Businessweek's cover story last week had a stunning reveal: that billionaire Warren Buffett has quietly spent hundreds of millions of dollars on programs that make intrauterine devices, or IUDs, more available to American women.

The whole story is worth reading, but there's one other fact that I found startling as someone who has spent a lot of time writing about contraception in America: that young adult women between 25 and 34 now use IUDs just as frequently as condoms.

Percentage of all women ages 15 to 44 who were using female sterilization, the Pill, the male condom, and long-acting reversible contraceptives, by age: United States, 2011 to 2013. (CDC)

IUDs' popularity has risen remarkably in recent years, after a dip in the 1980s. The rise over the past decade has been especially big, a separate CDC report shows.


This is great news, at least when it comes to preventing unplanned pregnancy. Condoms have a failure rate of 18 percent (meaning 18 of 100 women using condoms will become pregnant within a year). IUDs, depending on which type is used, have a failure rate of between 0.2 and 0.8 percent.

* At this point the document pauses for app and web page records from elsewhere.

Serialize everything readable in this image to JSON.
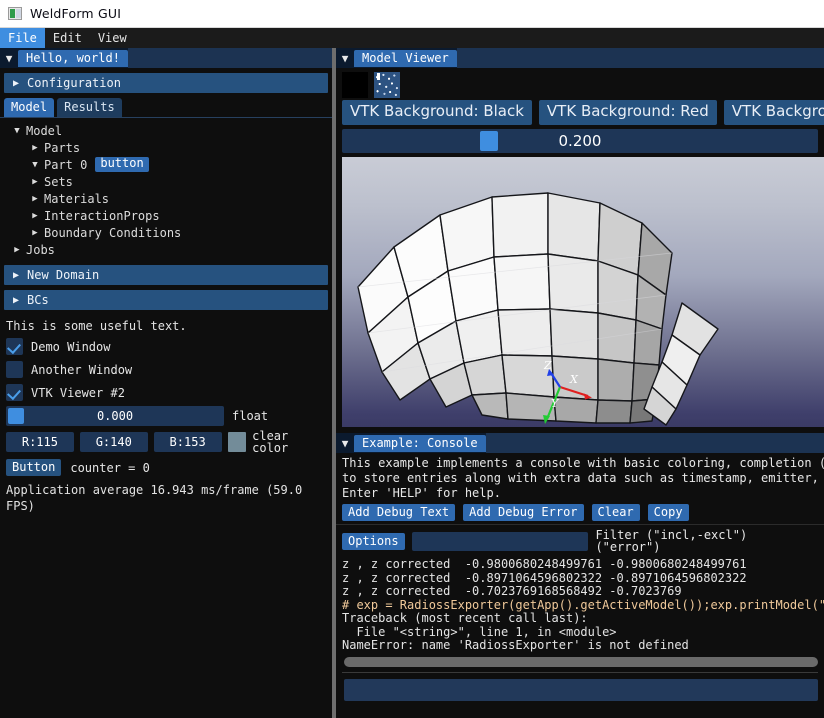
{
  "window": {
    "title": "WeldForm GUI",
    "icon": "app-icon"
  },
  "menubar": {
    "items": [
      {
        "label": "File",
        "active": true
      },
      {
        "label": "Edit",
        "active": false
      },
      {
        "label": "View",
        "active": false
      }
    ]
  },
  "left_panel": {
    "header": {
      "title": "Hello, world!",
      "collapse_icon": "▼"
    },
    "collapsing_header": {
      "label": "Configuration",
      "arrow": "▶"
    },
    "tabs": [
      {
        "label": "Model",
        "selected": true
      },
      {
        "label": "Results",
        "selected": false
      }
    ],
    "tree": [
      {
        "label": "Model",
        "arrow": "▼",
        "indent": 0,
        "badge": null
      },
      {
        "label": "Parts",
        "arrow": "▶",
        "indent": 1,
        "badge": null
      },
      {
        "label": "Part 0",
        "arrow": "▼",
        "indent": 1,
        "badge": "button"
      },
      {
        "label": "Sets",
        "arrow": "▶",
        "indent": 1,
        "badge": null
      },
      {
        "label": "Materials",
        "arrow": "▶",
        "indent": 1,
        "badge": null
      },
      {
        "label": "InteractionProps",
        "arrow": "▶",
        "indent": 1,
        "badge": null
      },
      {
        "label": "Boundary Conditions",
        "arrow": "▶",
        "indent": 1,
        "badge": null
      },
      {
        "label": "Jobs",
        "arrow": "▶",
        "indent": 0,
        "badge": null
      }
    ],
    "headers": [
      {
        "label": "New Domain",
        "arrow": "▶"
      },
      {
        "label": "BCs",
        "arrow": "▶"
      }
    ],
    "static_text": "This is some useful text.",
    "checkboxes": [
      {
        "label": "Demo Window",
        "checked": true
      },
      {
        "label": "Another Window",
        "checked": false
      },
      {
        "label": "VTK Viewer #2",
        "checked": true
      }
    ],
    "float_slider": {
      "value": "0.000",
      "label": "float",
      "fill_percent": 4
    },
    "color_drags": [
      {
        "label": "R:115"
      },
      {
        "label": "G:140"
      },
      {
        "label": "B:153"
      }
    ],
    "color_swatch_label": "clear color",
    "color_swatch_hex": "#738c99",
    "button": {
      "label": "Button",
      "counter_text": "counter = 0"
    },
    "perf_text": "Application average 16.943 ms/frame (59.0 FPS)"
  },
  "right_panel": {
    "viewer": {
      "header": {
        "title": "Model Viewer",
        "collapse_icon": "▼"
      },
      "thumbnails": [
        "black-thumbnail",
        "noise-thumbnail"
      ],
      "background_buttons": [
        "VTK Background: Black",
        "VTK Background: Red",
        "VTK Background:"
      ],
      "slider": {
        "value": "0.200",
        "fill_percent": 29
      },
      "axes": {
        "x": "X",
        "y": "Y",
        "z": "Z",
        "x_color": "#e02020",
        "y_color": "#22cc33",
        "z_color": "#2040e8"
      }
    },
    "console": {
      "header": {
        "title": "Example: Console",
        "collapse_icon": "▼"
      },
      "description": [
        "This example implements a console with basic coloring, completion (TA",
        "to store entries along with extra data such as timestamp, emitter, et",
        "Enter 'HELP' for help."
      ],
      "buttons": [
        "Add Debug Text",
        "Add Debug Error",
        "Clear",
        "Copy"
      ],
      "options_button": "Options",
      "filter_value": "",
      "filter_label": "Filter (\"incl,-excl\") (\"error\")",
      "log": [
        {
          "text": "z , z corrected  -0.9800680248499761 -0.9800680248499761",
          "type": "normal"
        },
        {
          "text": "z , z corrected  -0.8971064596802322 -0.8971064596802322",
          "type": "normal"
        },
        {
          "text": "z , z corrected  -0.7023769168568492 -0.7023769",
          "type": "normal"
        },
        {
          "text": "# exp = RadiossExporter(getApp().getActiveModel());exp.printModel(\"te",
          "type": "command"
        },
        {
          "text": "Traceback (most recent call last):",
          "type": "normal"
        },
        {
          "text": "  File \"<string>\", line 1, in <module>",
          "type": "normal"
        },
        {
          "text": "NameError: name 'RadiossExporter' is not defined",
          "type": "normal"
        }
      ],
      "input_value": ""
    }
  }
}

So why is this trend happening now? A big factor is likely Obamacare's birth control mandate, which took effect in 2011 and requires nearly all insurance plans to cover all types of contraceptives — IUDs included — at no cost to the consumer. The American College of Obstetricians and Gynecologists has put stronger backing behind IUDs, recently recommending them as the "first-line" birth control for adolescents. And, of course, there is Buffett's millions in funding — likely another reason IUDs might be poised to overtake condoms as a more popular contraceptive in the not-so-distant future.